November 2016 Blog Post

As the end of the semester looms near, bringing the year to a conclusion, various things have started to come into focus and the results of my decisions are coming closer to fruition--for better or worse.

Thanksgiving break is/was the first real vacation I've had since the beginning of this program. Although it was a bit overwhelming to take an exam so soon after the previous one, I was grateful for the week of breathing room it provided me. An overabundance of small tasks and errands had begun to pile up due to my commitments to both school and work. Laundry, personal relationships, cooking, self-care and washing my car demanded my attention, but regularly coming home post 2 AM did not make addressing any of these concerns very appealing. Simply put, after all, these months of adjusting, studying and working, I am not where I expected myself to be. The idealistic dreams of a summer time student who was grateful to be accepted into this prestigious program did not result in the realities of my current situation.

But I can't say I am completely disappointed in myself because I did put in the time and effort, just in inefficient or ineffective ways that I could not have known without trying. In the same manner, my time and effort resulted in experiences that I didn't expect either.

This past Tuesday as I volunteered at the Goldring nutrition center again, I was saddened to see that all the previous volunteers and students  had ended their services after the Thanksgiving course, and a new group of medical students had come in to replace them. Having to learn new names, and becoming accustomed to new co-workers was a practice I had gone through a few too many times in recent months. Despite this, introductions were done naturally in between small break periods of work and the class went as smoothly as ever. In fact, some of the dishes that night were the best I had ever had.

I also began seeing my coworkers, fellow students, and fellow volunteers overlapping into my different work/school/casual spheres. I was given a glimpse of these individuals in a setting I was accustomed to. Although what always seems like a common trope in these blog posts came as a pleasant surprise to me. These same individuals who I looked up to, respected and in some cases idolized, also struggled with the same menial tasks that plagued me. In a sobering moment, I realized that these individuals were just as "human" or fallible as I was.  This caused me to further respect these individuals as well as reinvigorate my pursuit for medicine and personal professionalism.

Life has its ups and downs, wrapped up in the ever flavorful Christmas wrapping called "Life Lessons". I'm sure these life lessons won't be ending anytime soon and will arrive just as unexpectedly for the rest of my studies or my career. Doctors are notoriously plagued by burnout and career exhaustion, and when that time comes, I'll look to my colleagues and myself, as a reminder to take on the task with the same invigoration and tenacity that I currently have writing this blog and studying for this final exam and upcoming semester.

November Hours Completed: 6.5 Hours
Hours to Date: 42.75 hours

Tuesday, November 1, 2016
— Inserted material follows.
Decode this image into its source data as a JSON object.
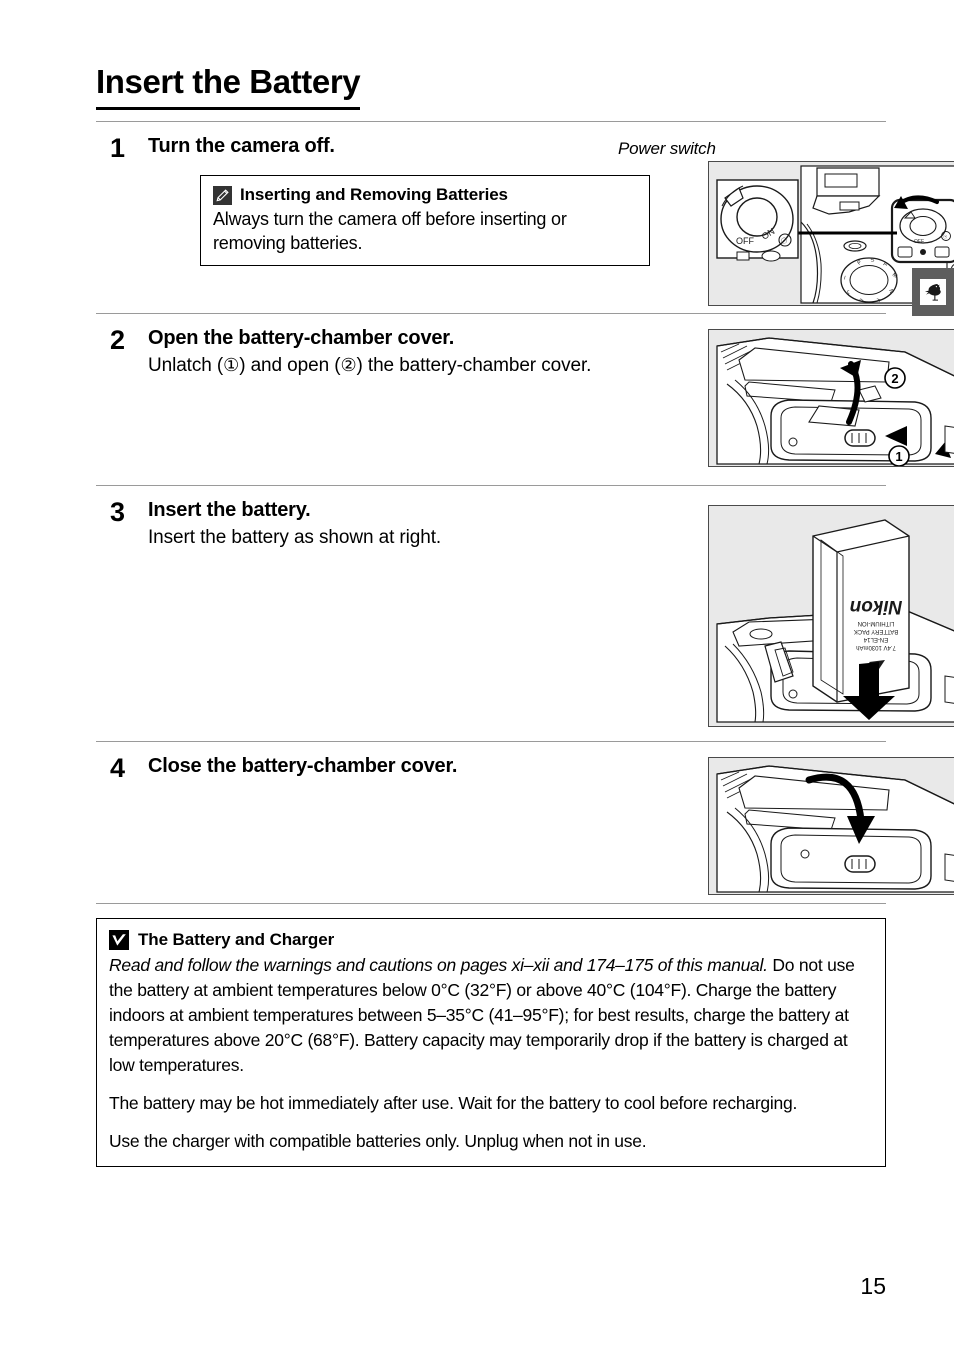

October 2016 Blog

October has been the month of sacrifices and tradeoffs. Now that a sense of normalcy has been established and a schedule or routine is almost imminent, it is only normal to expect a host of changeups and turn of events that would derail said schedule. Changes in work schedule, friends visiting, meal prep and class times are some of the milder things I have encountered. Sometimes these changes are beneficial, such as when the volunteer kitchen has to cancel class right before an exam, and sometimes they are more troublesome such as having to double on cooking recipes and portions in the same class time frame.

Being able to adapt to these changes is a life skill that everyone must learn at one time another. Sometimes the changes are subtle, and others they are madly drastic. I personally feel that one of the responsibilities of being a medical professional is being able to quickly adjust to these different changes, but in a cool calm collected manner that ensures our patients trust in us. Patients come to us not only as sick specimens but also as individuals who need may need medical counseling and ease of mind as they approach their unsure changes.

Although these changes in life may come suddenly, and when we may least need it, they are also an opportunity for us to flex our knowledge and skills, proving to our patients that we are the right candidates for their trust.